When pairing with red wines, I would choose a medium bodied red that won’t overpower the potato. Côtes du Rhône, Barbera, Merlot, Cabernet Franc, Pinot Noir are all turkey-friendly red wine choices. On the opposite end of the spectrum are full bodied whites. Choose a lightly baked Chardonnay that won’t overwhelm the creamy potatoes. A creamy and nutty white Rioja, a citrusy and mineral Sauvignon Blanc, or a heavy and acidic Verdicchio are all good choices too. Heck, you can even pair a buttery Sparkling wine with mashed potatoes.

Just in case you don’t have a hand-me-down family recipe, this is what I do every November, and whenever we fall off the no-carb wagon.

Over the Top Mashed Potatoes

Creamy, savory, buttery and garlicky goodness.
Course: Side Dish
Keyword: mashed, potatoes
Servings: 10

Ingredients

  • 5 pounds potatoes red skin and yukon gold mix, cut into 1 1/2 inch cubes
  • 5 cloves garlic peeled and left whole
  • 1/2+ cup butter cubed
  • 8 ounces cream cheese cubed
  • 1/2+ cup half-and-half
  • 1 tsp seasoned salt
  • 1 tsp black pepper

Instructions

  • Scrub and cut potatoes into 1 1/2-inch cubes. Leave on the skins to make more rustic. Peel if you feel so inclined. Throw in garlic cloves. Place in large pot and cover with cold water. Place on high heat and bring to boil. Start checking for doneness at around 15 minutes. When they’re done, a fork or knife will easily slide into the potatoes and they should almost fall apart. Depending on size of cubes, they will be done anywhere from 20-30 minutes. Drain in colander and return to hot pot.
  • Place pot back on stove, over low heat, and start mashing. Add in cubes of butter and cream cheese as you smash. Turn off heat once butter and cream cheese are mostly blended in. Stir in half-and-half and seasonings.
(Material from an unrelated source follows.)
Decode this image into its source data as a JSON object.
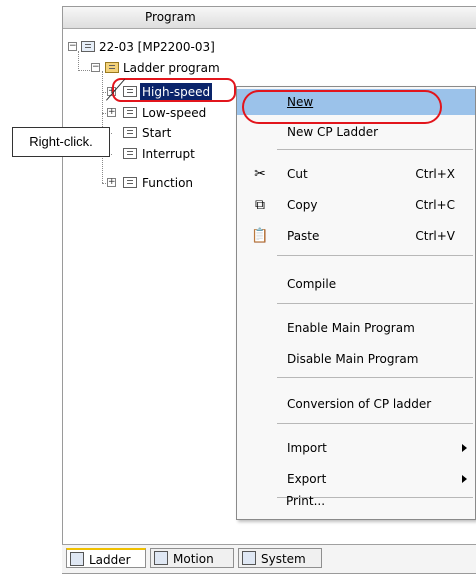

Add more butter or half-and-half to your preference.

Notes

Adapted from everyone. 
Please follow and like us:
Follow Me
Tweet

Leave a Reply

Your email address will not be published. Required fields are marked *